After decades of work, easing into retirement can be an exciting time. But the luster can wear off quickly if you donât have a good retirement-income plan already in place when those weekly paychecks stop â especially if your retirement savings and Social Security arenât enough to cover expenses.
âSome people retire with no income plan at all, but thatâs like flying without GPS and still expecting to hit your target,â said Jay Sharifi, an investment advisor at Legacy Wealth Management and author of Building a Better Legacy: Retirement Planning for Your Lifetime and Beyond.
âMaybe they think since theyâve saved some money, they will be okay. But saving money for retirement and planning your retirement are two different things. When you fly, you want to know exactly where youâre going and how you will get there. The same is true when youâre planning your retirement.â
Sharifi said there is plenty of territory to cover when trying to work out how you will pay monthly bills, handle unexpected emergencies, and hopefully have some money left over for a little fun. But perhaps a good place to start is to ask yourself these three questions:
How much money do you need?
This can vary widely â and wildly â by the household. âThe general rule of thumb is that retirees will require 70 to 80 percent of their pre-retirement income to maintain their lifestyle,â said Sharifi.
So, if you had an annual income of $100,000 pre-retirement, you need to shoot for about $80,000 in retirement. Once you decide what that number is, the key becomes matching your income need with the correct investment strategies, options, and tools to satisfy that need, he added.
How long does your money need to last?
The number-one fear that haunts retirees is the possibility they will outlive their money. Itâs a legitimate concern because people are living longer than they used to â which means they need to stretch that money out to meet their life expectancy.
The average man in 1950 lived to be 65 and the average woman 71. Today, men are averaging about 19 additional years, and for women, itâs an extra 15 years, according to the Social Security Administration. âYou need to plan for at least 20 more years of income,â added Sharifi.
What happens when life plans change?
Part of income planning involves taking into account what happens when one spouse gets sick or dies, potentially resulting in the loss of a pension check and definitely the loss of a Social Security check.
âPoverty after the loss of a spouse is more common among women than men, which isnât surprising since women live longer,â Sharifi said. âThe income goes down, but the bills coming in remain the same.â Retirees have a few options to alleviate this concern, such as life insurance plans, living benefit options and joint-income riders that can be purchased when designing an income portfolio. A financial professional also can provide advice on how to maximize Social Security benefits.
âLeaving your retirement up to chance is inadvisable by nearly any standard, yet millions of people find themselves hoping for a happy ending instead of planning for one,â said Sharifi. âWith information, tools and professional guidance, creating a successful retirement plan can put you in control of your financial management.
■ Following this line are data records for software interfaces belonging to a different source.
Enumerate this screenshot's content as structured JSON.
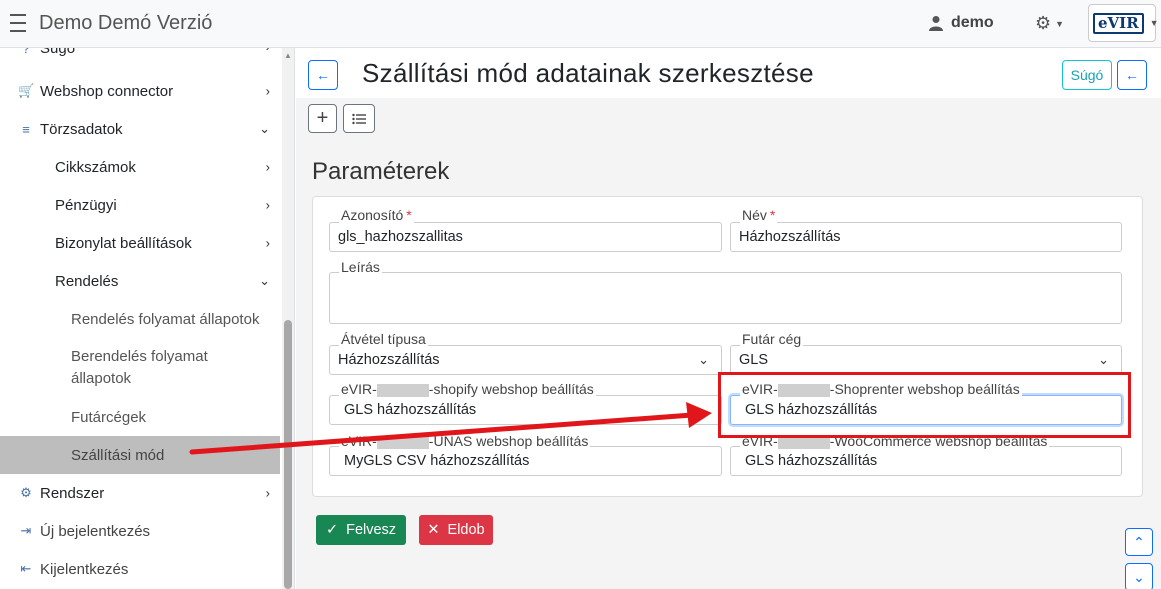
{
  "app": {
    "title": "Demo Demó Verzió"
  },
  "topbar": {
    "user_name": "demo",
    "logo_text": "eVIR"
  },
  "sidebar": {
    "items": [
      {
        "label": "Súgó",
        "icon": "help-icon",
        "glyph": "?",
        "chev": "›"
      },
      {
        "label": "Webshop connector",
        "icon": "cart-icon",
        "glyph": "🛒",
        "chev": "›"
      },
      {
        "label": "Törzsadatok",
        "icon": "database-icon",
        "glyph": "≡",
        "chev": "⌄"
      },
      {
        "label": "Cikkszámok",
        "chev": "›"
      },
      {
        "label": "Pénzügyi",
        "chev": "›"
      },
      {
        "label": "Bizonylat beállítások",
        "chev": "›"
      },
      {
        "label": "Rendelés",
        "chev": "⌄"
      },
      {
        "label": "Rendelés folyamat állapotok"
      },
      {
        "label": "Berendelés folyamat állapotok"
      },
      {
        "label": "Futárcégek"
      },
      {
        "label": "Szállítási mód"
      },
      {
        "label": "Rendszer",
        "icon": "cogs-icon",
        "glyph": "⚙",
        "chev": "›"
      },
      {
        "label": "Új bejelentkezés",
        "icon": "sign-in-icon",
        "glyph": "⇥"
      },
      {
        "label": "Kijelentkezés",
        "icon": "sign-out-icon",
        "glyph": "⇤"
      }
    ]
  },
  "page": {
    "title": "Szállítási mód adatainak szerkesztése",
    "help_button": "Súgó",
    "section_title": "Paraméterek"
  },
  "form": {
    "id_label": "Azonosító",
    "id_value": "gls_hazhozszallitas",
    "name_label": "Név",
    "name_value": "Házhozszállítás",
    "desc_label": "Leírás",
    "receipt_type_label": "Átvétel típusa",
    "receipt_type_value": "Házhozszállítás",
    "courier_label": "Futár cég",
    "courier_value": "GLS",
    "shopify_label_prefix": "eVIR-",
    "shopify_label_suffix": "-shopify webshop beállítás",
    "shopify_value": "GLS házhozszállítás",
    "shoprenter_label_prefix": "eVIR-",
    "shoprenter_label_suffix": "-Shoprenter webshop beállítás",
    "shoprenter_value": "GLS házhozszállítás",
    "unas_label_prefix": "eVIR-",
    "unas_label_suffix": "-UNAS webshop beállítás",
    "unas_value": "MyGLS CSV házhozszállítás",
    "woo_label_prefix": "eVIR-",
    "woo_label_suffix": "-WooCommerce webshop beállítás",
    "woo_value": "GLS házhozszállítás",
    "required_mark": "*"
  },
  "actions": {
    "save": "Felvesz",
    "discard": "Eldob"
  },
  "colors": {
    "primary": "#0d6efd",
    "success": "#198754",
    "danger": "#dc3545",
    "annotation": "#e0161b"
  }
}
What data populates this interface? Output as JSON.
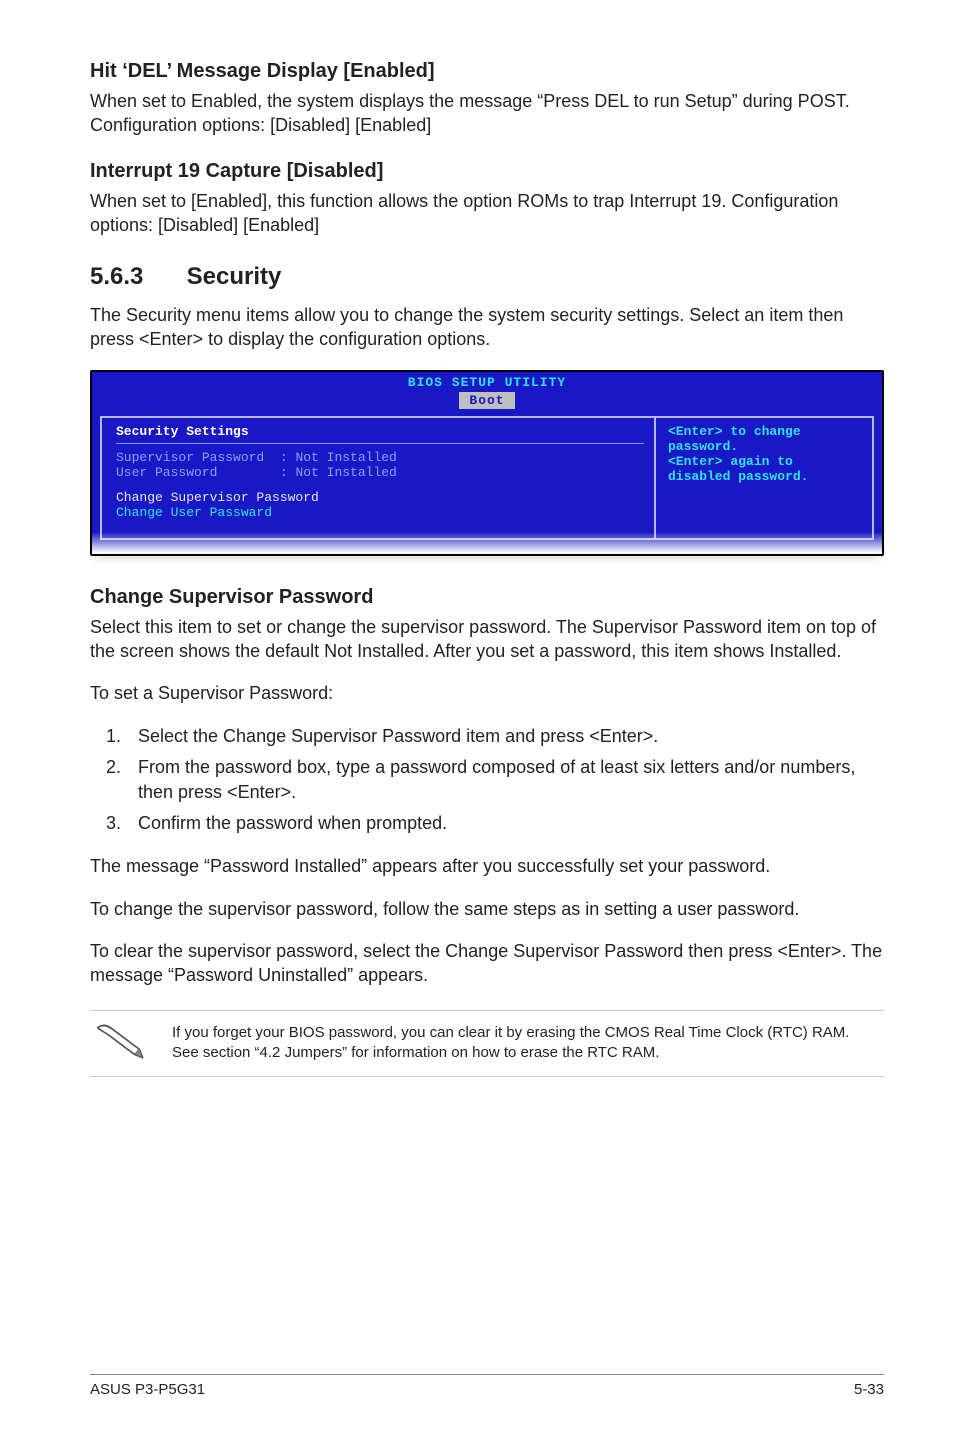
{
  "settings": {
    "hit_del": {
      "title": "Hit ‘DEL’ Message Display [Enabled]",
      "desc": "When set to Enabled, the system displays the message “Press DEL to run Setup” during POST. Configuration options: [Disabled] [Enabled]"
    },
    "int19": {
      "title": "Interrupt 19 Capture [Disabled]",
      "desc": "When set to [Enabled], this function allows the option ROMs to trap Interrupt 19. Configuration options: [Disabled] [Enabled]"
    },
    "change_sup": {
      "title": "Change Supervisor Password",
      "desc": "Select this item to set or change the supervisor password. The Supervisor Password item on top of the screen shows the default Not Installed. After you set a password, this item shows Installed."
    }
  },
  "section": {
    "number": "5.6.3",
    "name": "Security",
    "intro": "The Security menu items allow you to change the system security settings. Select an item then press <Enter> to display the configuration options."
  },
  "bios": {
    "header": "BIOS SETUP UTILITY",
    "tab": "Boot",
    "left_title": "Security Settings",
    "kv1_label": "Supervisor Password",
    "kv1_val": ": Not Installed",
    "kv2_label": "User Password",
    "kv2_val": ": Not Installed",
    "menu1": "Change Supervisor Password",
    "menu2": "Change User Passward",
    "help": "<Enter> to change password.\n<Enter> again to disabled password."
  },
  "procedure": {
    "lead": "To set a Supervisor Password:",
    "steps": [
      "Select the Change Supervisor Password item and press <Enter>.",
      "From the password box, type a password composed of at least six letters and/or numbers, then press <Enter>.",
      "Confirm the password when prompted."
    ],
    "after1": "The message “Password Installed” appears after you successfully set your password.",
    "after2": "To change the supervisor password, follow the same steps as in setting a user password.",
    "after3": "To clear the supervisor password, select the Change Supervisor Password then press <Enter>. The message “Password Uninstalled” appears."
  },
  "note": {
    "text": "If you forget your BIOS password, you can clear it by erasing the CMOS Real Time Clock (RTC) RAM. See section “4.2 Jumpers” for information on how to erase the RTC RAM."
  },
  "footer": {
    "left": "ASUS P3-P5G31",
    "right": "5-33"
  }
}
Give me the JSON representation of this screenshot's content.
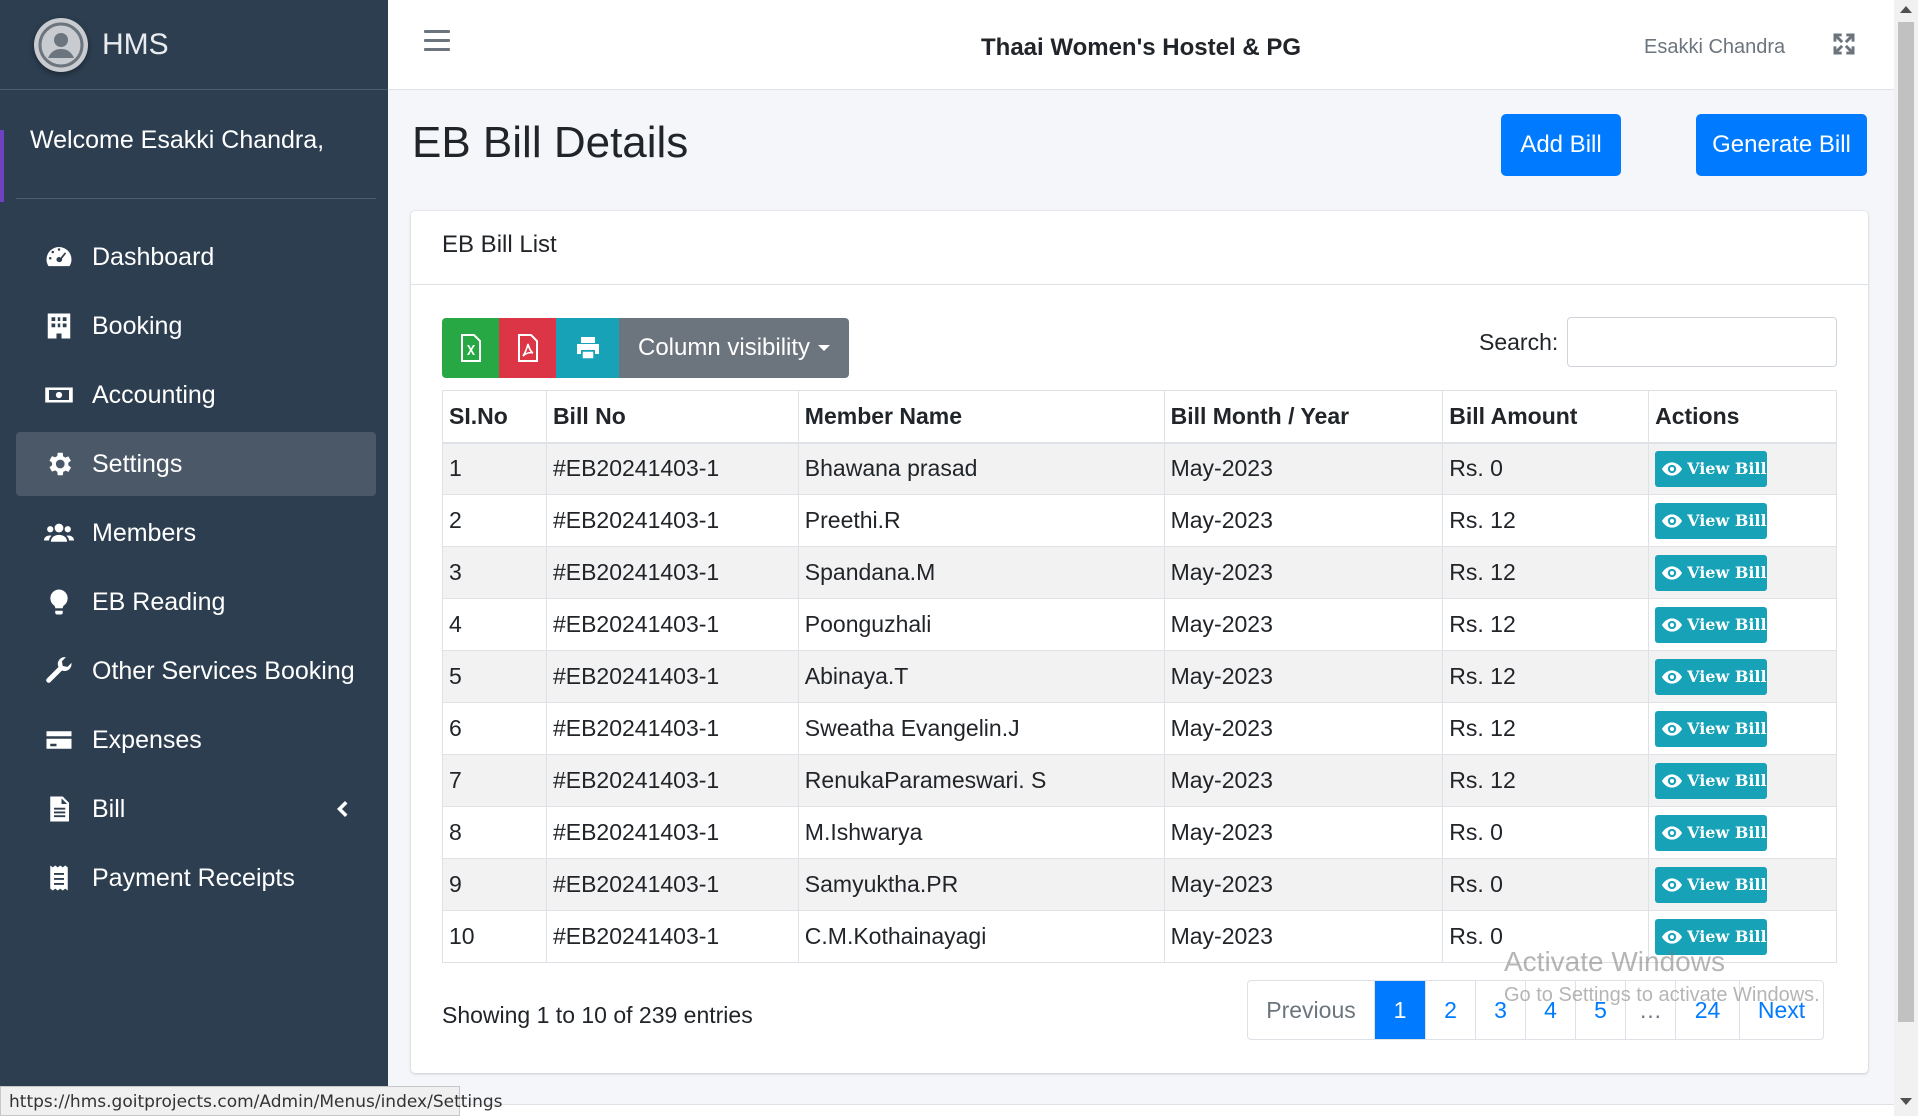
{
  "app": {
    "brand": "HMS",
    "title": "Thaai Women's Hostel & PG",
    "user": "Esakki Chandra"
  },
  "sidebar": {
    "welcome": "Welcome Esakki Chandra,",
    "items": [
      {
        "label": "Dashboard",
        "icon": "dashboard-icon"
      },
      {
        "label": "Booking",
        "icon": "building-icon"
      },
      {
        "label": "Accounting",
        "icon": "money-bill-icon"
      },
      {
        "label": "Settings",
        "icon": "gear-icon",
        "active": true
      },
      {
        "label": "Members",
        "icon": "users-icon"
      },
      {
        "label": "EB Reading",
        "icon": "lightbulb-icon"
      },
      {
        "label": "Other Services Booking",
        "icon": "wrench-icon"
      },
      {
        "label": "Expenses",
        "icon": "credit-card-icon"
      },
      {
        "label": "Bill",
        "icon": "file-icon"
      },
      {
        "label": "Payment Receipts",
        "icon": "receipt-icon"
      }
    ]
  },
  "page": {
    "title": "EB Bill Details",
    "add_bill": "Add Bill",
    "generate_bill": "Generate Bill"
  },
  "card": {
    "title": "EB Bill List",
    "column_visibility": "Column visibility",
    "search_label": "Search:",
    "search_value": ""
  },
  "table": {
    "headers": [
      "SI.No",
      "Bill No",
      "Member Name",
      "Bill Month / Year",
      "Bill Amount",
      "Actions"
    ],
    "action_label": "View Bill",
    "rows": [
      [
        "1",
        "#EB20241403-1",
        "Bhawana prasad",
        "May-2023",
        "Rs. 0"
      ],
      [
        "2",
        "#EB20241403-1",
        "Preethi.R",
        "May-2023",
        "Rs. 12"
      ],
      [
        "3",
        "#EB20241403-1",
        "Spandana.M",
        "May-2023",
        "Rs. 12"
      ],
      [
        "4",
        "#EB20241403-1",
        "Poonguzhali",
        "May-2023",
        "Rs. 12"
      ],
      [
        "5",
        "#EB20241403-1",
        "Abinaya.T",
        "May-2023",
        "Rs. 12"
      ],
      [
        "6",
        "#EB20241403-1",
        "Sweatha Evangelin.J",
        "May-2023",
        "Rs. 12"
      ],
      [
        "7",
        "#EB20241403-1",
        "RenukaParameswari. S",
        "May-2023",
        "Rs. 12"
      ],
      [
        "8",
        "#EB20241403-1",
        "M.Ishwarya",
        "May-2023",
        "Rs. 0"
      ],
      [
        "9",
        "#EB20241403-1",
        "Samyuktha.PR",
        "May-2023",
        "Rs. 0"
      ],
      [
        "10",
        "#EB20241403-1",
        "C.M.Kothainayagi",
        "May-2023",
        "Rs. 0"
      ]
    ]
  },
  "footer": {
    "info": "Showing 1 to 10 of 239 entries",
    "pagination": {
      "previous": "Previous",
      "pages": [
        "1",
        "2",
        "3",
        "4",
        "5"
      ],
      "ellipsis": "…",
      "last": "24",
      "next": "Next"
    }
  },
  "watermark": {
    "line1": "Activate Windows",
    "line2": "Go to Settings to activate Windows."
  },
  "statusbar": "https://hms.goitprojects.com/Admin/Menus/index/Settings",
  "colors": {
    "sidebar": "#2c3e50",
    "primary": "#007bff",
    "info": "#17a2b8",
    "excel": "#28a745",
    "pdf": "#dc3545"
  }
}
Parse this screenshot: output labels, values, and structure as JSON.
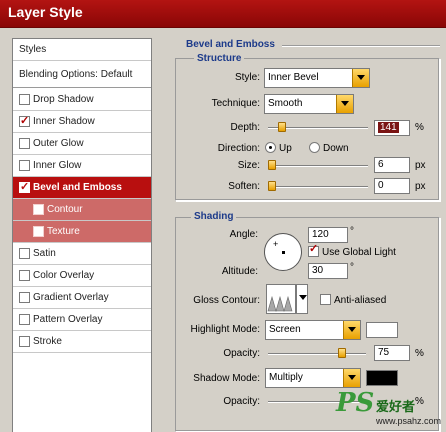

And as a result, you wonât be flying blindly.â
âInformation provided by News & Experts